One of the main redemption stories heading into the 2019 Super Rugby season is the return of Karmichael Hunt, who is set to play his first Super Rugby game in 19 months against the Hurricanes on Saturday.
Whilst Hunt still harbours hopes of pulling on the gold jersey and a World Cup berth in 2019, Hunt’s main focus is to return the favour of Waratah coaches, players and fans who have given him a second chance in rugby union.
“Its Super Rugby that’s most important right now, and playing my best football for the Tahs and making sure we win games.”
“The desire is always to play at the top level. I know what I am capable of, and what my talent is capable of, and what my work ethic gets me, so I was just grinding and hoping for an opportunity, and thankfully an opportunity has come through the NSW Waratahs.”
Hunt was frank about his past issues with drugs, which saw the AFL and League convert suspended for a total of six weeks and $30,000 for being found guilty of Xanax possession after cocaine charges were dropped, admitting that he did not adequately deal with his problems initally.

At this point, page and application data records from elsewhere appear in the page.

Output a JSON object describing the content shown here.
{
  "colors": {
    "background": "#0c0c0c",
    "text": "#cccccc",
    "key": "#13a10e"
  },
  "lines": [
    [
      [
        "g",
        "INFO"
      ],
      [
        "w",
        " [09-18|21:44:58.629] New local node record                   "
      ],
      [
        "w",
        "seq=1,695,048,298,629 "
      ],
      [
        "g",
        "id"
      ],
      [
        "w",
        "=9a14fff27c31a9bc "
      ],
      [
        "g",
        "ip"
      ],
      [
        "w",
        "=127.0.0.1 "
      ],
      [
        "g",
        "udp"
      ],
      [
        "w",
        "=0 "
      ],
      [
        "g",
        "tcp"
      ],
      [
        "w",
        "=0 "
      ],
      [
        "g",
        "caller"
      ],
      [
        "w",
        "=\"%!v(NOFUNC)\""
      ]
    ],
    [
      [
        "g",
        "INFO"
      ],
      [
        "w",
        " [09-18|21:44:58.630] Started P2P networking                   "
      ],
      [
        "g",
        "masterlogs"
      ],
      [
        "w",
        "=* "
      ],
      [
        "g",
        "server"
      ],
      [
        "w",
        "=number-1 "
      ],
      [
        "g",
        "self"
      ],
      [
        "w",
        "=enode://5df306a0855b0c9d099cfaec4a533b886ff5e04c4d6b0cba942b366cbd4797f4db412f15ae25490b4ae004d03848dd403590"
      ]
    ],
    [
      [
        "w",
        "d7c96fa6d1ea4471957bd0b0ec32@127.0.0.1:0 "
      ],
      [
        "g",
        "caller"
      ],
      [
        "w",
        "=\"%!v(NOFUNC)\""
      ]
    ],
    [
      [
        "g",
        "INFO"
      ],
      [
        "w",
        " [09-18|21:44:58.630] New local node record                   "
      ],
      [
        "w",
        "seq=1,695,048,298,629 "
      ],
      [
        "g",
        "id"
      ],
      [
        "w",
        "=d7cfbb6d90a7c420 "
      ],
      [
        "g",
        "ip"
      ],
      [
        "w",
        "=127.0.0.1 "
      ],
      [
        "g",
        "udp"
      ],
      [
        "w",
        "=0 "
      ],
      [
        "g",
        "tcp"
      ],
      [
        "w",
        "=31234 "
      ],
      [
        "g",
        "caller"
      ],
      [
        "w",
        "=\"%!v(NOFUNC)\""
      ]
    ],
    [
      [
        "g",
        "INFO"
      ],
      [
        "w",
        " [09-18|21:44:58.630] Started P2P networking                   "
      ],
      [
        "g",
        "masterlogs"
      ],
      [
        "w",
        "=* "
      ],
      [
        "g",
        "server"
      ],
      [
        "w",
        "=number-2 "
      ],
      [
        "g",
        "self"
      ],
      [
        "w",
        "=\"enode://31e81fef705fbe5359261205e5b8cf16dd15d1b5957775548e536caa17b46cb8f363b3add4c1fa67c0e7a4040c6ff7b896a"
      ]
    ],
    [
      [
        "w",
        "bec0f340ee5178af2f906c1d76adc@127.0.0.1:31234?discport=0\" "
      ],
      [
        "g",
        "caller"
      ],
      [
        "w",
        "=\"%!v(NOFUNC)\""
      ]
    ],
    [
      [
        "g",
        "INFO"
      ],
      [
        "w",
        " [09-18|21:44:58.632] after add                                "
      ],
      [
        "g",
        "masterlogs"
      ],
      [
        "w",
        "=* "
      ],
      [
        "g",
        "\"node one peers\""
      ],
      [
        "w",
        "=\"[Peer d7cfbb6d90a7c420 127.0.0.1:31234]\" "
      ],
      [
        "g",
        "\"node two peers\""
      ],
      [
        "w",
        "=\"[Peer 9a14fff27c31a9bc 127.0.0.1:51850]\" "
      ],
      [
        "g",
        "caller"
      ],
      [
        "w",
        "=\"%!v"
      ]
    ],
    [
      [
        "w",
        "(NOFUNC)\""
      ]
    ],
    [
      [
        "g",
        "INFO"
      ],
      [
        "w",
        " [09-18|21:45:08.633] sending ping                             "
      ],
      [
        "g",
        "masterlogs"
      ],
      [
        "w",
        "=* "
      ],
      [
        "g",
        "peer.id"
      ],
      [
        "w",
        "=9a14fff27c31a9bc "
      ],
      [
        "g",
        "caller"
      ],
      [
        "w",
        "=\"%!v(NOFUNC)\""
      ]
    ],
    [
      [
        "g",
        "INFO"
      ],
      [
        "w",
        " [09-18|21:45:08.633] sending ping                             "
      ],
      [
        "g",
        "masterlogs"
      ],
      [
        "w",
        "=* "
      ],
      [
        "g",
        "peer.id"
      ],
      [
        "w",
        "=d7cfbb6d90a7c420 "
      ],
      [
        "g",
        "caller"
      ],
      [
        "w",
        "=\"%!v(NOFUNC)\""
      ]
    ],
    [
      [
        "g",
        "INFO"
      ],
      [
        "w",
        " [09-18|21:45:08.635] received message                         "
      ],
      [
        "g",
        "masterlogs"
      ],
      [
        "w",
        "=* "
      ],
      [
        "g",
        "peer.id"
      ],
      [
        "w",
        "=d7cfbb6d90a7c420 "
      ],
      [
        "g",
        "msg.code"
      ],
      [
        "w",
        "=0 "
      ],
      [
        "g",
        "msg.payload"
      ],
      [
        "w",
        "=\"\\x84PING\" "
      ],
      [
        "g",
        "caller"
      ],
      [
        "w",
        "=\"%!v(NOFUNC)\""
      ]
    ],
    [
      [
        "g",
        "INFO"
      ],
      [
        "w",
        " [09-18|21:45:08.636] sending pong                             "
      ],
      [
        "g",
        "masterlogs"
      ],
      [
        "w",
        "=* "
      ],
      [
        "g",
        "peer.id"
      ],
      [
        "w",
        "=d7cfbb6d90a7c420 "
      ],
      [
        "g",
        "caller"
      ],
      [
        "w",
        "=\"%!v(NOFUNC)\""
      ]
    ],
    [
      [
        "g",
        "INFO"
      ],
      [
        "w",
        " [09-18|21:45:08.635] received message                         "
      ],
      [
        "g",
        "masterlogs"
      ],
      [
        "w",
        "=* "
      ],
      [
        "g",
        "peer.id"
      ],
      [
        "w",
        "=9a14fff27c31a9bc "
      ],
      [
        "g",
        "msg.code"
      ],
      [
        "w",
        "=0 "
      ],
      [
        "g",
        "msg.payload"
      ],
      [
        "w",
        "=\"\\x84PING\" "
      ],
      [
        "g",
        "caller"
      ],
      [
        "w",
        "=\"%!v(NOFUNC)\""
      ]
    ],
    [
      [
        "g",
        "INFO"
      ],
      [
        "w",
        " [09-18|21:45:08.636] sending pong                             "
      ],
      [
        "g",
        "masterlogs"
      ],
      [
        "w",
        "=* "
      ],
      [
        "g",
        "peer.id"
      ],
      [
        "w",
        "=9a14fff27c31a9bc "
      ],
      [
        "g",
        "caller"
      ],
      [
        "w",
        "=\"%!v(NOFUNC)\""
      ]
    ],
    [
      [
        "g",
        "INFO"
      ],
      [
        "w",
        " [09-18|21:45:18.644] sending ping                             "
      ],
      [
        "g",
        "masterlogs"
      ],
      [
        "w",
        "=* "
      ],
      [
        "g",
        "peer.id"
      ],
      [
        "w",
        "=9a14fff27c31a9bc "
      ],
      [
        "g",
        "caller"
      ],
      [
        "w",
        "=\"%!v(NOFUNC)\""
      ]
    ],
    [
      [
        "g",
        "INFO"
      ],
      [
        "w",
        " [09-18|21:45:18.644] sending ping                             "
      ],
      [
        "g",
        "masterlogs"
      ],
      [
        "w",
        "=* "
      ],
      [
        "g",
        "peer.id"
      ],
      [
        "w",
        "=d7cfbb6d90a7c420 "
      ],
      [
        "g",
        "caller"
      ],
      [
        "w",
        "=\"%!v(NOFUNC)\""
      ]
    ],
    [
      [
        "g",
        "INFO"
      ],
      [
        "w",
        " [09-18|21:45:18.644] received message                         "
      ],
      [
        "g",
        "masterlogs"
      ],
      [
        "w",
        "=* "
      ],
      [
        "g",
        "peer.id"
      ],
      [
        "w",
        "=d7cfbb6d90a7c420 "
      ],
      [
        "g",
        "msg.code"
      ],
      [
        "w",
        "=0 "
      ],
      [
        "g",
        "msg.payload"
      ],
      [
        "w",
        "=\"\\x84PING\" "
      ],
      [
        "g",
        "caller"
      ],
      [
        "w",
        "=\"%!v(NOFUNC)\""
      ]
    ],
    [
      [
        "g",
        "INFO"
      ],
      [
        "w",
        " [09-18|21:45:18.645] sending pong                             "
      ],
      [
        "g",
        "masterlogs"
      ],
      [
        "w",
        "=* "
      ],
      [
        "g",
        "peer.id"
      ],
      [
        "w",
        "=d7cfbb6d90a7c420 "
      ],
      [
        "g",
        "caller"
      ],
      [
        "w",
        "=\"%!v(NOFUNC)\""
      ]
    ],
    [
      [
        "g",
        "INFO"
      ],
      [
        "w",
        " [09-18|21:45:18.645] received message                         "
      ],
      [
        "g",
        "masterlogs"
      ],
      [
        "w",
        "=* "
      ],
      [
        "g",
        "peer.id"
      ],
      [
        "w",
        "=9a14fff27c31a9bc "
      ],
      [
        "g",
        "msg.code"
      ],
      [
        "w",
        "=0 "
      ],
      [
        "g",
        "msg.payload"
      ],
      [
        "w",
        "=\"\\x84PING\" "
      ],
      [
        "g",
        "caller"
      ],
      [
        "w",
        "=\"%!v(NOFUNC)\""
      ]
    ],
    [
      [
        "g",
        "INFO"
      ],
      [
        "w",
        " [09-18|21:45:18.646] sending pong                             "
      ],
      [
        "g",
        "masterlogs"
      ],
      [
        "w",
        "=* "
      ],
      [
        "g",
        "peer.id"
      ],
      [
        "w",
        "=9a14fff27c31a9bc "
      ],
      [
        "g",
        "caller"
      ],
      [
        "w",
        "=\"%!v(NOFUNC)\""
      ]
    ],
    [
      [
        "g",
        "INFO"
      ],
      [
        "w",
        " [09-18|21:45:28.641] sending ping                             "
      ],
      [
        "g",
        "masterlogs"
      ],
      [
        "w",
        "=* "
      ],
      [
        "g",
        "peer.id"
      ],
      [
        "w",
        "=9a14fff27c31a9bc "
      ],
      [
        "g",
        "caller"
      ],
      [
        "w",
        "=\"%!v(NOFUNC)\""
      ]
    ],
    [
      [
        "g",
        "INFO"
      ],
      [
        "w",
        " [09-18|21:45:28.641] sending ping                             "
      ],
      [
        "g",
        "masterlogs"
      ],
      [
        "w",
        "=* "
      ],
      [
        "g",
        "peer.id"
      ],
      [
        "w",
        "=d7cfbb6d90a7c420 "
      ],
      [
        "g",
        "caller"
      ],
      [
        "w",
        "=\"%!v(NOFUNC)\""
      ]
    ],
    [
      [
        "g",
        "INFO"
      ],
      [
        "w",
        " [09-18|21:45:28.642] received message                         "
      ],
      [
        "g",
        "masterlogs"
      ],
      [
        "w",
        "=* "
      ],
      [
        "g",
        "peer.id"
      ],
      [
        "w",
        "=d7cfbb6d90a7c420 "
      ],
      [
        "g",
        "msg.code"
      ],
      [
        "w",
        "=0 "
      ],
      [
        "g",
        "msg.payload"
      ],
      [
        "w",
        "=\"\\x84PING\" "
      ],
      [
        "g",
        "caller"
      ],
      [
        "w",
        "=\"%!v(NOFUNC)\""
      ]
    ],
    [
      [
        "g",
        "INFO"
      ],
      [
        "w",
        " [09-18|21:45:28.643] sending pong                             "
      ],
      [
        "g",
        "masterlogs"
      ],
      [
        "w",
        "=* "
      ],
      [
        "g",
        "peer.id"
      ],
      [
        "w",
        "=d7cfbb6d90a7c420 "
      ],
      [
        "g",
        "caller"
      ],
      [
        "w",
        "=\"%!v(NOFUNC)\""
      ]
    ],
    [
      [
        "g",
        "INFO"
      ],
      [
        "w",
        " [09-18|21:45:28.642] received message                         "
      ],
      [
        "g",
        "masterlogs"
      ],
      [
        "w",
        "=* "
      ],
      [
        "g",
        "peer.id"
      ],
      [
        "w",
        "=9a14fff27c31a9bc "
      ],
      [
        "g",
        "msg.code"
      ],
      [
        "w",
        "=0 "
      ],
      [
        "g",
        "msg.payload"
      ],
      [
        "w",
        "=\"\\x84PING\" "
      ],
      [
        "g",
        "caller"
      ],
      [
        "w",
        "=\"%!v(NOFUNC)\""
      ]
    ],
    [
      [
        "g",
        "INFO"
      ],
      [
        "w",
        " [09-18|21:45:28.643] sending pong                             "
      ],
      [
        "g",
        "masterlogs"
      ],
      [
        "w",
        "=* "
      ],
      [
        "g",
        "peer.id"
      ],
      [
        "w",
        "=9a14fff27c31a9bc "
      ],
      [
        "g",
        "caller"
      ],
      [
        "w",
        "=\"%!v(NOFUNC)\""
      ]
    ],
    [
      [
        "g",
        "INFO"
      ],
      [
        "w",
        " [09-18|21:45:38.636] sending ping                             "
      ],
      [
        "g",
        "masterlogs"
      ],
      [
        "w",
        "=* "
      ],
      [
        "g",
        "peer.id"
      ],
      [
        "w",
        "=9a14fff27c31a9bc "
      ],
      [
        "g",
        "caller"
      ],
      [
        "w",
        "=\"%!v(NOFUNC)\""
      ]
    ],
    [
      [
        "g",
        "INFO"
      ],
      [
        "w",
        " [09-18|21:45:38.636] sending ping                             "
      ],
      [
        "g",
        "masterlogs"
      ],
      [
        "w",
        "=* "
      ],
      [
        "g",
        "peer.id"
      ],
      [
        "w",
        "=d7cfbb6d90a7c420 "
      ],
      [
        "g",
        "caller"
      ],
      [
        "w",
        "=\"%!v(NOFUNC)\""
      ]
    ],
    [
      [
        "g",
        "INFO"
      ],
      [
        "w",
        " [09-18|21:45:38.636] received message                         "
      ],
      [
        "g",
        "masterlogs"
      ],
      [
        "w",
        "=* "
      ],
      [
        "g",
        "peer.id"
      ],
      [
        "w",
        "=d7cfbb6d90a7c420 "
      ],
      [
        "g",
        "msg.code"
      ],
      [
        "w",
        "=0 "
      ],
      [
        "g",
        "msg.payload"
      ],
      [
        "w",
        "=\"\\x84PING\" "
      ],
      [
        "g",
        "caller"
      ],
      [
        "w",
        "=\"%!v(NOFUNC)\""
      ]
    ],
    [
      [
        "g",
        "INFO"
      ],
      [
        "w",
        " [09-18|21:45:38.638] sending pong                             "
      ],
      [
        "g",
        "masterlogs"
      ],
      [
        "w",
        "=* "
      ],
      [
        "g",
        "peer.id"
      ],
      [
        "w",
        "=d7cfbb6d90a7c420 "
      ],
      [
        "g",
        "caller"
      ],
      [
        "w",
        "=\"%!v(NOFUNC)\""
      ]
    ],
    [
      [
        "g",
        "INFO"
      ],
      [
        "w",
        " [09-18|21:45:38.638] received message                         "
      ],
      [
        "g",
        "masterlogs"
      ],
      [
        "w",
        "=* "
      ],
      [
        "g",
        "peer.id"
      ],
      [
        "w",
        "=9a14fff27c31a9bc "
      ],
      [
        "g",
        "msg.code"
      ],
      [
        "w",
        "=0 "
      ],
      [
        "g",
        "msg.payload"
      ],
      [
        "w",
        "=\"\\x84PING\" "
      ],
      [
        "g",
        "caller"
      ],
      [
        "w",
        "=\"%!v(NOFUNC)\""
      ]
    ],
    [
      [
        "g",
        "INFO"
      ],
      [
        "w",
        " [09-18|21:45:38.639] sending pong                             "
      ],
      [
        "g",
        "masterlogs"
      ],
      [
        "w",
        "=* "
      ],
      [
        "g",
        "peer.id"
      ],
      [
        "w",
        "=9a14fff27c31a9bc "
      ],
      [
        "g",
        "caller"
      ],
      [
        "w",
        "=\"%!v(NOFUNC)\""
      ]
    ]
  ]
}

“I thought I was addressing my issues but I wasn’t doing it honestly,” Hunt said. “It’s been a process. I’d like to say after the first incident I’d learned my lessons but the reality is I hadn’t.”
“I have put a lot of work in over the last year with psychologists and doctors and things like that, but most importantly, I have been open and honest about how I am feeling, day to day. With my wife, with my kids, with friends, with media.”
Hunt has impressed head coach Daryl Gibson with his intensity and commitment over the preseason, happy to play wherever Gibson needs him to throughout the long Super Rugby season.
“I am pretty versatile,” Hunt says. “I know what I am capable of and Daryl has me at his disposal. All I am concentrating on right now is being the best version I can be at training, and off the field, and preparing as best I can to start the Super Rugby season.”
Jack forges a fresh path in Waikato
Former Rebels and Australian Schoolboy Jack Debreczeni hopes that a fresh start playing for the Chiefs can help revitalise his Super Rugby career.
Debreczeni spent the majority of 2018 stuck behind Reece Hodge and headed over to New Zealand after failing to receive a contract with the side, linking up with the Chiefs after impressing for Northland in the Mitre 10 Cup.
“I just went over because my uncle was hitting up clubs in Mitre 10,” said Debreczeni, who has New Zealand heritage on his mother’s side. “I never thought it was a realistic opportunity to go over and play Mitre 10 and then my uncle went over and did the hard work for me and we connected with Northland.”
“But going over, I didn’t have any contracts, I wasn’t in any talks with any Super Rugby clubs in New Zealand, so I just went over open-minded to anything that came along. I was fortunate enough to get the Chiefs to come along with (an offer) and I was excited to join them.”
Debreczeni was initially cautious about heading over to a fresh country, however, he has revelled in the fresh rugby culture and training of New Zealand that he believes has transformed his rugby skill set.
“Heading over there, there were no expectations of me, no one really knew how I’d go being an Australian in a New Zealand comp,” he said. “I’d stagnated due to my own doing, I’d stagnated in Australian rugby, so it was time for a new change, a new challenge and I thought it was the right time to have a crack in New Zealand.”
“And then joining a new environment – I’d been at the Rebels for five years and I’d got accustomed to everyone at the place – so going to Northland was fresh, it was sort of like the first day at school again and you had to be on your best behaviour and be on your toes.”
Despite his own transformation, Debreczeni believes that Australian rugby must continue to put resources into improving their own development systems, especially the NRC.
“I think NRC still has a big place in Australian rugby,” he said “If you look at Mitre 10 and how successful it is, Australia needs to keep putting time and effort into it to grow that third level of players and grow the depth in this country. So I would definitely say, stay with NRC.”